→ **Exercise description**
Leaving out every picture, output the records below exactly as they are.

(Interface dataset entries)
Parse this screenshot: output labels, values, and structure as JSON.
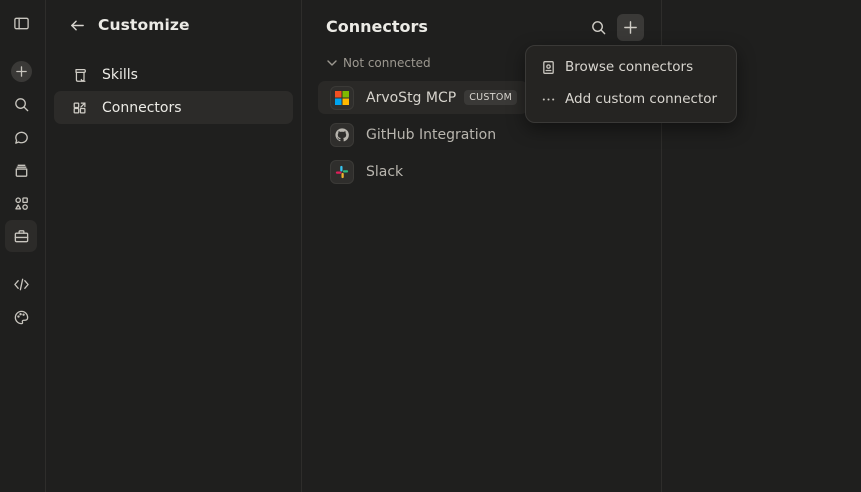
{
  "nav": {
    "title": "Customize",
    "items": [
      {
        "label": "Skills",
        "icon": "scroll-icon",
        "active": false
      },
      {
        "label": "Connectors",
        "icon": "connectors-icon",
        "active": true
      }
    ]
  },
  "connectors": {
    "title": "Connectors",
    "group_label": "Not connected",
    "items": [
      {
        "name": "ArvoStg MCP",
        "badge": "CUSTOM",
        "icon": "windows-logo-icon"
      },
      {
        "name": "GitHub Integration",
        "badge": "",
        "icon": "github-icon"
      },
      {
        "name": "Slack",
        "badge": "",
        "icon": "slack-icon"
      }
    ]
  },
  "add_menu": {
    "items": [
      {
        "label": "Browse connectors",
        "icon": "browse-icon"
      },
      {
        "label": "Add custom connector",
        "icon": "more-dots-icon"
      }
    ]
  },
  "rail": {
    "icons": [
      "sidebar-toggle-icon",
      "new-chat-icon",
      "search-icon",
      "chats-icon",
      "projects-icon",
      "artifacts-icon",
      "customize-icon",
      "code-icon",
      "palette-icon"
    ]
  }
}
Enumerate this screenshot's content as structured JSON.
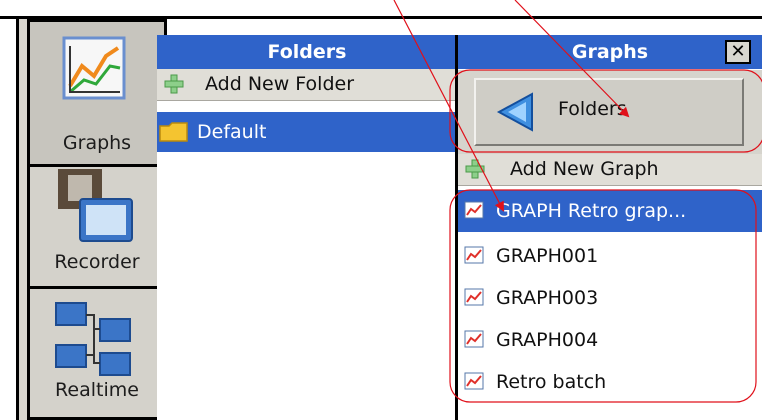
{
  "nav": {
    "items": [
      {
        "label": "Graphs",
        "icon": "graph-chart-icon",
        "active": true
      },
      {
        "label": "Recorder",
        "icon": "recorder-monitor-icon",
        "active": false
      },
      {
        "label": "Realtime",
        "icon": "network-computers-icon",
        "active": false
      }
    ]
  },
  "folders_panel": {
    "header": "Folders",
    "add_label": "Add New Folder",
    "items": [
      {
        "label": "Default",
        "icon": "folder-icon",
        "selected": true
      }
    ]
  },
  "graphs_panel": {
    "header": "Graphs",
    "close_label": "✕",
    "back_label": "Folders",
    "add_label": "Add New Graph",
    "items": [
      {
        "label": "GRAPH Retro grap...",
        "selected": true
      },
      {
        "label": "GRAPH001",
        "selected": false
      },
      {
        "label": "GRAPH003",
        "selected": false
      },
      {
        "label": "GRAPH004",
        "selected": false
      },
      {
        "label": "Retro batch",
        "selected": false
      }
    ]
  },
  "colors": {
    "selection": "#2f63c9",
    "panel": "#d8d6cf",
    "annotation": "#e0101a"
  }
}
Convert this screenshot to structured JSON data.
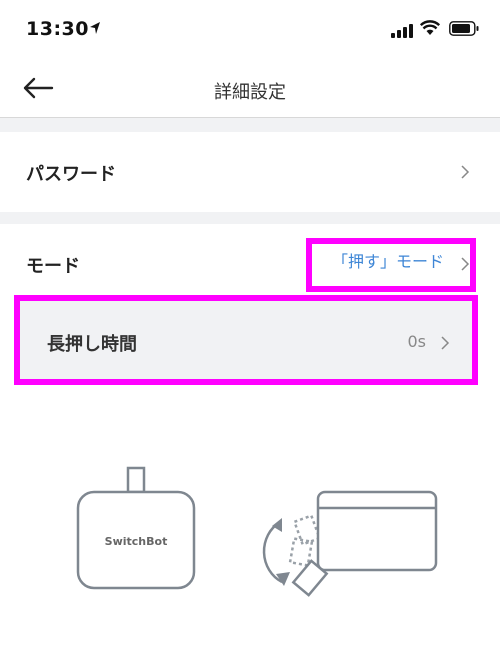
{
  "status_bar": {
    "time": "13:30"
  },
  "nav": {
    "title": "詳細設定"
  },
  "settings": {
    "password_label": "パスワード",
    "mode_label": "モード",
    "mode_value": "「押す」モード",
    "long_press_label": "長押し時間",
    "long_press_value": "0s"
  },
  "illustration": {
    "device_label": "SwitchBot"
  },
  "colors": {
    "accent": "#3e86d6",
    "highlight": "#ff00ff",
    "section_bg": "#f1f2f4"
  },
  "icons": [
    "location-arrow-icon",
    "signal-icon",
    "wifi-icon",
    "battery-icon",
    "back-arrow-icon",
    "chevron-right-icon"
  ]
}
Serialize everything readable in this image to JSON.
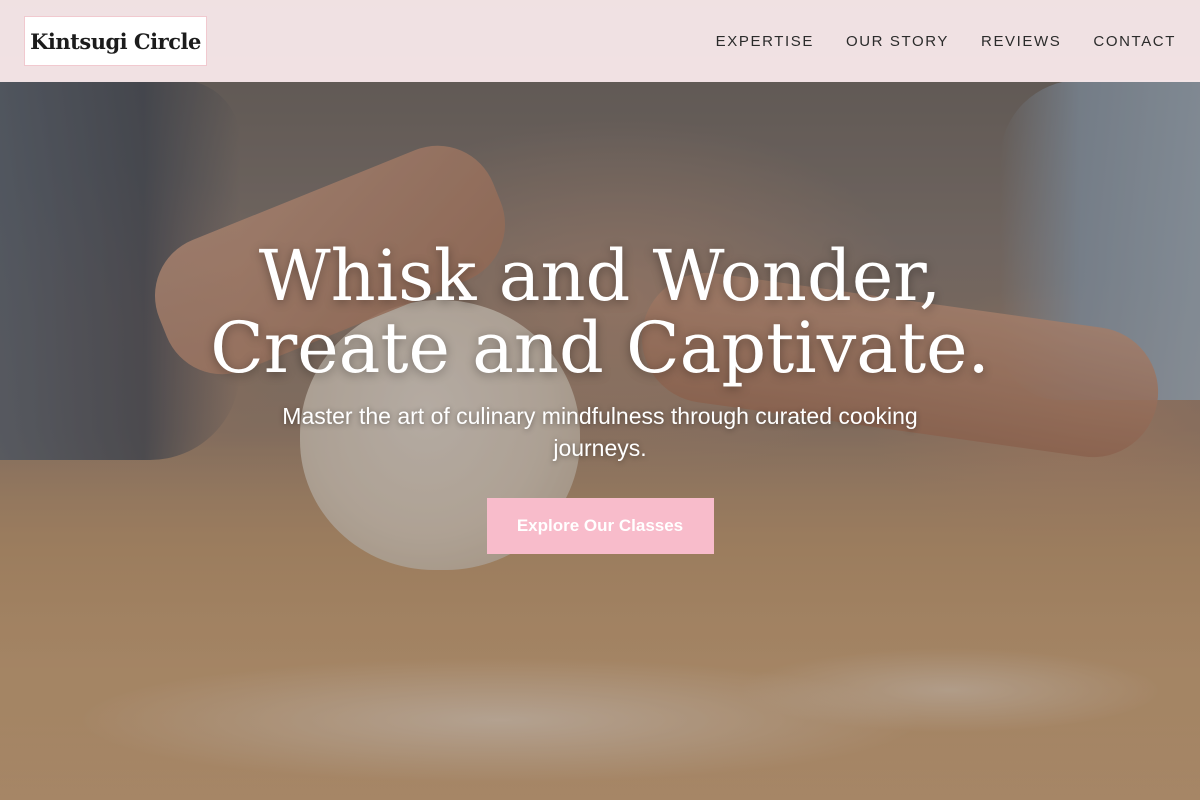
{
  "header": {
    "logo_text": "Kintsugi Circle",
    "nav": [
      {
        "label": "EXPERTISE"
      },
      {
        "label": "OUR STORY"
      },
      {
        "label": "REVIEWS"
      },
      {
        "label": "CONTACT"
      }
    ]
  },
  "hero": {
    "title_line1": "Whisk and Wonder,",
    "title_line2": "Create and Captivate.",
    "subtitle": "Master the art of culinary mindfulness through curated cooking journeys.",
    "cta_label": "Explore Our Classes"
  },
  "colors": {
    "header_bg": "#fcecee",
    "cta_bg": "#f8bccb",
    "text_dark": "#2b2b2b"
  }
}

→ **Result below**
Parse this screenshot: output labels, values, and structure as JSON.
{
  "nav": {
    "title": "Customize",
    "items": [
      {
        "label": "Skills",
        "icon": "scroll-icon",
        "active": false
      },
      {
        "label": "Connectors",
        "icon": "connectors-icon",
        "active": true
      }
    ]
  },
  "connectors": {
    "title": "Connectors",
    "group_label": "Not connected",
    "items": [
      {
        "name": "ArvoStg MCP",
        "badge": "CUSTOM",
        "icon": "windows-logo-icon"
      },
      {
        "name": "GitHub Integration",
        "badge": "",
        "icon": "github-icon"
      },
      {
        "name": "Slack",
        "badge": "",
        "icon": "slack-icon"
      }
    ]
  },
  "add_menu": {
    "items": [
      {
        "label": "Browse connectors",
        "icon": "browse-icon"
      },
      {
        "label": "Add custom connector",
        "icon": "more-dots-icon"
      }
    ]
  },
  "rail": {
    "icons": [
      "sidebar-toggle-icon",
      "new-chat-icon",
      "search-icon",
      "chats-icon",
      "projects-icon",
      "artifacts-icon",
      "customize-icon",
      "code-icon",
      "palette-icon"
    ]
  }
}
Enumerate this screenshot's content as structured JSON.
{
  "nav": {
    "items": [
      {
        "label": "Graphs",
        "icon": "graph-chart-icon",
        "active": true
      },
      {
        "label": "Recorder",
        "icon": "recorder-monitor-icon",
        "active": false
      },
      {
        "label": "Realtime",
        "icon": "network-computers-icon",
        "active": false
      }
    ]
  },
  "folders_panel": {
    "header": "Folders",
    "add_label": "Add New Folder",
    "items": [
      {
        "label": "Default",
        "icon": "folder-icon",
        "selected": true
      }
    ]
  },
  "graphs_panel": {
    "header": "Graphs",
    "close_label": "✕",
    "back_label": "Folders",
    "add_label": "Add New Graph",
    "items": [
      {
        "label": "GRAPH Retro grap...",
        "selected": true
      },
      {
        "label": "GRAPH001",
        "selected": false
      },
      {
        "label": "GRAPH003",
        "selected": false
      },
      {
        "label": "GRAPH004",
        "selected": false
      },
      {
        "label": "Retro batch",
        "selected": false
      }
    ]
  },
  "colors": {
    "selection": "#2f63c9",
    "panel": "#d8d6cf",
    "annotation": "#e0101a"
  }
}
Convert this screenshot to structured JSON data.
{
  "status_bar": {
    "time": "13:30"
  },
  "nav": {
    "title": "詳細設定"
  },
  "settings": {
    "password_label": "パスワード",
    "mode_label": "モード",
    "mode_value": "「押す」モード",
    "long_press_label": "長押し時間",
    "long_press_value": "0s"
  },
  "illustration": {
    "device_label": "SwitchBot"
  },
  "colors": {
    "accent": "#3e86d6",
    "highlight": "#ff00ff",
    "section_bg": "#f1f2f4"
  },
  "icons": [
    "location-arrow-icon",
    "signal-icon",
    "wifi-icon",
    "battery-icon",
    "back-arrow-icon",
    "chevron-right-icon"
  ]
}
Serialize everything readable in this image to JSON.
{
  "header": {
    "logo_text": "Kintsugi Circle",
    "nav": [
      {
        "label": "EXPERTISE"
      },
      {
        "label": "OUR STORY"
      },
      {
        "label": "REVIEWS"
      },
      {
        "label": "CONTACT"
      }
    ]
  },
  "hero": {
    "title_line1": "Whisk and Wonder,",
    "title_line2": "Create and Captivate.",
    "subtitle": "Master the art of culinary mindfulness through curated cooking journeys.",
    "cta_label": "Explore Our Classes"
  },
  "colors": {
    "header_bg": "#fcecee",
    "cta_bg": "#f8bccb",
    "text_dark": "#2b2b2b"
  }
}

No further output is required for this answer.